Fox squirrels have been observed throughout Florida in open woods, pine and cypress stands and mangrove swamps, but knowledge about their distribution is limited. Fox squirrels spend more time on the ground than in trees and often escape their enemies by running rather than climbing. Their favorite food is pine seed.

The Sherman’s fox squirrel is found in the pine forests of central and northeast Florida and is classified as a state species of special concern. The Big Cypress fox squirrel is a state-threatened species in southwest Florida. The Southeastern fox squirrel lives in the Panhandle. All of Florida’s fox squirrels are protected from hunting.

You must be logged in to post comments.

Password (case sensitive):
Remember Me:

Read Comments

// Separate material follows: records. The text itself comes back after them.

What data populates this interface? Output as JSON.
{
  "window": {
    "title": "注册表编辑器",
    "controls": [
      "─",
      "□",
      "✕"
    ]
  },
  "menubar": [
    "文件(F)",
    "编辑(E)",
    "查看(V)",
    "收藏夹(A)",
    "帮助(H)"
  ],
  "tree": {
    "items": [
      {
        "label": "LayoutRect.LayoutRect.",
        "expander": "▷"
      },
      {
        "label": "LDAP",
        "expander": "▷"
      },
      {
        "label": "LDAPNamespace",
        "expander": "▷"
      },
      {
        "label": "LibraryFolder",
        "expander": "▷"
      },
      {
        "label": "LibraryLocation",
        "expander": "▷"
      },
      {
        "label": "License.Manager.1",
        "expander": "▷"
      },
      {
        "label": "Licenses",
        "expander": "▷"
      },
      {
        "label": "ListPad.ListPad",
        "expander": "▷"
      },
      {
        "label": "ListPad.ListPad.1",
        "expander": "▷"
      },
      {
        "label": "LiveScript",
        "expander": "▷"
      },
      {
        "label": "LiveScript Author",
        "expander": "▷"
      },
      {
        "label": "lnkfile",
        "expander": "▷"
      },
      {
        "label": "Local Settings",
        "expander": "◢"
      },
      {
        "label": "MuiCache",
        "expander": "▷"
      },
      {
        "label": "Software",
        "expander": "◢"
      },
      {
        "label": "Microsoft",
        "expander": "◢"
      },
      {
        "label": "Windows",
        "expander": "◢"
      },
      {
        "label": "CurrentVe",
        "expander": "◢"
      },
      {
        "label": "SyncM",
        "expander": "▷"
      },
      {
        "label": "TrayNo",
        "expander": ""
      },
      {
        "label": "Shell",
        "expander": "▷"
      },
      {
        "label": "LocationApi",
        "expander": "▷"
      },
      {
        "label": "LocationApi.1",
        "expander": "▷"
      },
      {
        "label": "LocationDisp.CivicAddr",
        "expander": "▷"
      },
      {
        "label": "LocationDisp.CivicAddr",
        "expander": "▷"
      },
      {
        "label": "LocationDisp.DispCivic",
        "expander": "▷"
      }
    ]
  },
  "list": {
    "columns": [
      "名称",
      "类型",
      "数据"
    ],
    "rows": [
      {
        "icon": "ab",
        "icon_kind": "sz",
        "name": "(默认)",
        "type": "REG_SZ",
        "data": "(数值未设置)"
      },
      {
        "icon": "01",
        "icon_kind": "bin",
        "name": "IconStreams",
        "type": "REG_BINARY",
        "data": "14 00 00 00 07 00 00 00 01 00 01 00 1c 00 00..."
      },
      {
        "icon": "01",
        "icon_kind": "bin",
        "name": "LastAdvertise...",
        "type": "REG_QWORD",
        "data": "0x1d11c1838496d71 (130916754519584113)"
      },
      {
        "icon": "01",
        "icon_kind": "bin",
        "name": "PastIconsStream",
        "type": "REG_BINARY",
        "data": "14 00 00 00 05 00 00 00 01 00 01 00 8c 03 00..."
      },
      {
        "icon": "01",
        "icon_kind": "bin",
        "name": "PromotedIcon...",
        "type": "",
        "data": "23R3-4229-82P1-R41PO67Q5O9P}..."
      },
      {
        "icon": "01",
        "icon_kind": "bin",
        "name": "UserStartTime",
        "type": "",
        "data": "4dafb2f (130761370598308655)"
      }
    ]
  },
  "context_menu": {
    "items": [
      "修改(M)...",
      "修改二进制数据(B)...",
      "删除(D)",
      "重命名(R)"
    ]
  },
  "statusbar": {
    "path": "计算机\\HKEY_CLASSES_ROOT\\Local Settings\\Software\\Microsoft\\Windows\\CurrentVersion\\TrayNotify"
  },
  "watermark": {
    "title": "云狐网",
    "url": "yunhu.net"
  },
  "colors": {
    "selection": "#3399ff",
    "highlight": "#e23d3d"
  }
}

Comments are posted from viewers like you and do not always reflect the views of this station.
  • by J Casanova Location: Perry Georgia on Apr 17, 2012 at 04:50 PM
    Saw three large specimins light in color with black masks. They were on a 3000 acre private hunting reserve called Browndale Plantation. This Property is owned by Tollsen Lumber.
  • by sonia david Location: north lakeland on Oct 21, 2011 at 10:59 AM
    there is one living in a tree in my back yard- i c him playing with the grey squirrels occasionally- i first spotted him about 2 months ago and c him about once a week
  • by Bubba Location: Woodsville on Sep 28, 2011 at 10:14 PM
    Y'all keep on post'n. Ima goin ta be eat'n real good ya hear...
  • by Danny Location: Orange City, Fl. on Sep 28, 2011 at 02:20 PM
    I saw a large one in the Victoria Hills golf course (Deland) and others in the Crane Lakes golf course (Port Orange).Beautiful animal!!
  • by Jim Location: Manatee County on Sep 25, 2011 at 09:57 AM
    The Fox Squirrel continues to feed on our Bird Feeder located on the Palm-Air Country Club. We believe the family is nested in a pine stand of the fourth fairway. They jump from the ground level to the feeder (about 5 feet). Most recent sighting was today on the fairway.
  • by Anonymous on Sep 25, 2011 at 07:30 AM
    Otter Lake area in Panasewer.
  • by Anonymous on Sep 23, 2011 at 06:19 PM
    They are no longer in my area. Ditto skunks. Don't know why, maybe coyotes got them.
  • by TK on Sep 23, 2011 at 06:19 PM
    I saw 1 on wakulla springs road a while back about halfway between 61 and 267. That's near the place I also saw the biggest eastern diamondback rattler i have ever seen (about 7 feet long but i ain't about to measure no rattler)and i've seen some bigguns.
  • by squirlrelhunter Location: leon on Sep 23, 2011 at 03:06 PM
    let me write this down. now where have you seen the squirrel's THANK'S FOR THE INFO PEOPLE.
  • by Steve Location: Not in Marietta on Sep 23, 2011 at 02:37 PM
    They say: "it's not a boondoggle, unless it costs money." Try spotting a wild ferret? I see fox squirrels around 3 or 4 miles north of the intersection between US-319 and US-98 in the area of St. James, and St Teresa(and normally on the east side of the road). About ten years ago me and the wife saw a ferret in the wild. Now that's tricky.
  • Page:
WCTV 1801 Halstead Blvd. Tallahassee, FL 32309
Copyright © 2002-2016 - Designed by Gray Digital Media - Powered by Clickability 130438918 - wctv.tv/a?a=130438918
Gray Television, Inc.